What she's saying: In an interview, Google.org head Jacquelline Fuller acknowledged that "there's an overwhelming need." Overall, Google.org is doling out about $1 billion over five years and is looking for places where it can truly make a difference and partnerships with organizations that can make its dollars go farther, Fuller said.

With COVID-19, that's meant a range of actions:

  • Cash grants for those most in need, through GiveDirectly.
  • Working with organizations, such as Opportunity Finance Network, that help women-led and minority-led businesses that may have more challenges getting traditional funding.
  • Support for distance learning efforts, especially those that work in languages other than English, as more than 1 billion students around the world are out of school due to the pandemic.

Background: Google.org has already given out $50 million in grants, with $25 million going toward economic relief and recovery, $15 million to health and science and $10 million to distance learning projects. Google.org is now pledging a further $50 million, as well as 50,000 hours from Google employees to help with coronavirus-specific efforts.

Yes, but: Some have criticized Google for not opening its purse strings further. With the cash grants, for example, the company donated a portion of the target amount, relying on donations from Google employees and others to reach its goal.

3. Airbnb cuts 25% of workforce

Photo: Yuriko Nakao/Getty Images

Airbnb is laying off nearly 1,900 employees, or a quarter of its global workforce, as it tries to weather the near-total halt of travel amid the coronavirus pandemic.

Why it matters: Despite raising $2 billion in debt and equity last month, cutting marketing expenses and freezing hiring, the company couldn't escape having to cut a significant number of jobs, Axios' Kia Kokalitcheva reports.

  • "Airbnb's business has been hit hard, with revenue this year forecasted to be less than half of what we earned in 2019," CEO Brian Chesky said in a company email announcing the layoffs.
  • For severance, employees will receive 14 weeks of pay, plus an additional amount based on their tenure and location. They will also receive extended health care coverage (for 12 months in the U.S. and through the end of the year elsewhere), and the company is removing the first-year minimum to vest their equity if they joined in the past year.
  • The layoffs were not a condition to Airbnb's recent financings, per a spokesperson.
  • Questions also remain about the company's plans to go public this year.
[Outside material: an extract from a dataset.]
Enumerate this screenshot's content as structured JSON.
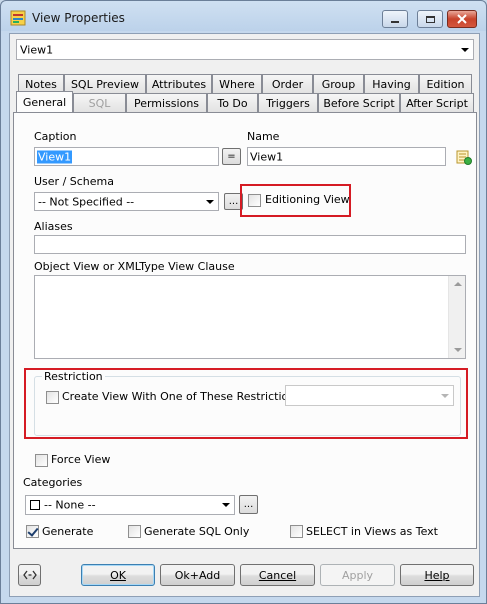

Go deeper: CEO Brian Chesky's full statement

4. California suit says Uber, Lyft drivers are employees

Photo: Justin Sullivan/Getty Images

California's attorney general, along with city attorneys for San Francisco, Los Angeles and San Diego, is suing Uber and Lyft over the companies' classification of drivers as independent contractors rather than employees, Kia reports.

Why it matters: This is the latest move in a long-running effort to get the companies to reclassify their drivers. It follows multiple lawsuits from individual drivers over the years, as well as last year's new California law codifying a state Supreme Court decision that makes it harder to classify workers as contractors.

Details: The lawsuit seeks penalties and damages, and aims to get the companies to stop classifying drivers as independent contractors.

  • Along with enforcing the new labor law, known as AB5, the lawsuit also cites the state's Unfair Competition Law, arguing that the companies are getting unfair advantages over others that are classifying their workers as employees.

While the lawsuit is focused on Uber and Lyft, the attorneys told reporters during a press call that they are monitoring other gig economy companies and are not ruling out taking further action.

Kia has more here.

5. Take Note

On Tap

  • Today's earnings reports include Square, Lyft, PayPal and IAC.

Trading Places

  • As Axios' Margaret Harding McGill scooped yesterday, Zoom has hired Information Technology Industry Council EVP Josh Kallmer to be its head of global public policy and government relations.
  • Longtime National Association of Broadcasters communications chief Dennis Wharton is retiring.

ICYMI

6. After you Login

Four words: Tub time cub time.

Ina Fried